Your objective:
Word for word, set down every record that appears below.

━━━━━ Material for this exercise

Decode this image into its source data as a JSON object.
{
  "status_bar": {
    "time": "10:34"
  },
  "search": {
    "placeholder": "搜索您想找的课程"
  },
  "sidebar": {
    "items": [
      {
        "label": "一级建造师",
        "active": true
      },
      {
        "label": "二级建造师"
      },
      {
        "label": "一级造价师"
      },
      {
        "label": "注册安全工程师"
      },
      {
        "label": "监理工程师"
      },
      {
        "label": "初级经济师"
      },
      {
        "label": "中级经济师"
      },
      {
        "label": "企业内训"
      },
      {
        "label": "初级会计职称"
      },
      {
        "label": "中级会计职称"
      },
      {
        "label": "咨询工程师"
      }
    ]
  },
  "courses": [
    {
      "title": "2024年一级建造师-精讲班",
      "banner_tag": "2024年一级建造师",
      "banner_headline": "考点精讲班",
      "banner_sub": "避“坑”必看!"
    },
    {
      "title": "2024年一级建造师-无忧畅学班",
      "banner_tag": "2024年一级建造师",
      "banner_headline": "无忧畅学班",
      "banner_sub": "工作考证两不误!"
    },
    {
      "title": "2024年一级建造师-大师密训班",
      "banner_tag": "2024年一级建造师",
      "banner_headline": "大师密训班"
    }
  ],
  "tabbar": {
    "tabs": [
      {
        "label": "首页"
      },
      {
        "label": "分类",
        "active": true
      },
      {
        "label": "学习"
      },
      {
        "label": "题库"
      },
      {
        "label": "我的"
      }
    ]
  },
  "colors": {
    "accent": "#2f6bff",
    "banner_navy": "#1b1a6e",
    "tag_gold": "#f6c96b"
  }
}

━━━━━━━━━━

The completed task:
Decode this image into its source data as a JSON object.
{
  "status_bar": {
    "time": "10:34"
  },
  "search": {
    "placeholder": "搜索您想找的课程"
  },
  "sidebar": {
    "items": [
      {
        "label": "一级建造师",
        "active": true
      },
      {
        "label": "二级建造师"
      },
      {
        "label": "一级造价师"
      },
      {
        "label": "注册安全工程师"
      },
      {
        "label": "监理工程师"
      },
      {
        "label": "初级经济师"
      },
      {
        "label": "中级经济师"
      },
      {
        "label": "企业内训"
      },
      {
        "label": "初级会计职称"
      },
      {
        "label": "中级会计职称"
      },
      {
        "label": "咨询工程师"
      }
    ]
  },
  "courses": [
    {
      "title": "2024年一级建造师-精讲班",
      "banner_tag": "2024年一级建造师",
      "banner_headline": "考点精讲班",
      "banner_sub": "避“坑”必看!"
    },
    {
      "title": "2024年一级建造师-无忧畅学班",
      "banner_tag": "2024年一级建造师",
      "banner_headline": "无忧畅学班",
      "banner_sub": "工作考证两不误!"
    },
    {
      "title": "2024年一级建造师-大师密训班",
      "banner_tag": "2024年一级建造师",
      "banner_headline": "大师密训班"
    }
  ],
  "tabbar": {
    "tabs": [
      {
        "label": "首页"
      },
      {
        "label": "分类",
        "active": true
      },
      {
        "label": "学习"
      },
      {
        "label": "题库"
      },
      {
        "label": "我的"
      }
    ]
  },
  "colors": {
    "accent": "#2f6bff",
    "banner_navy": "#1b1a6e",
    "tag_gold": "#f6c96b"
  }
}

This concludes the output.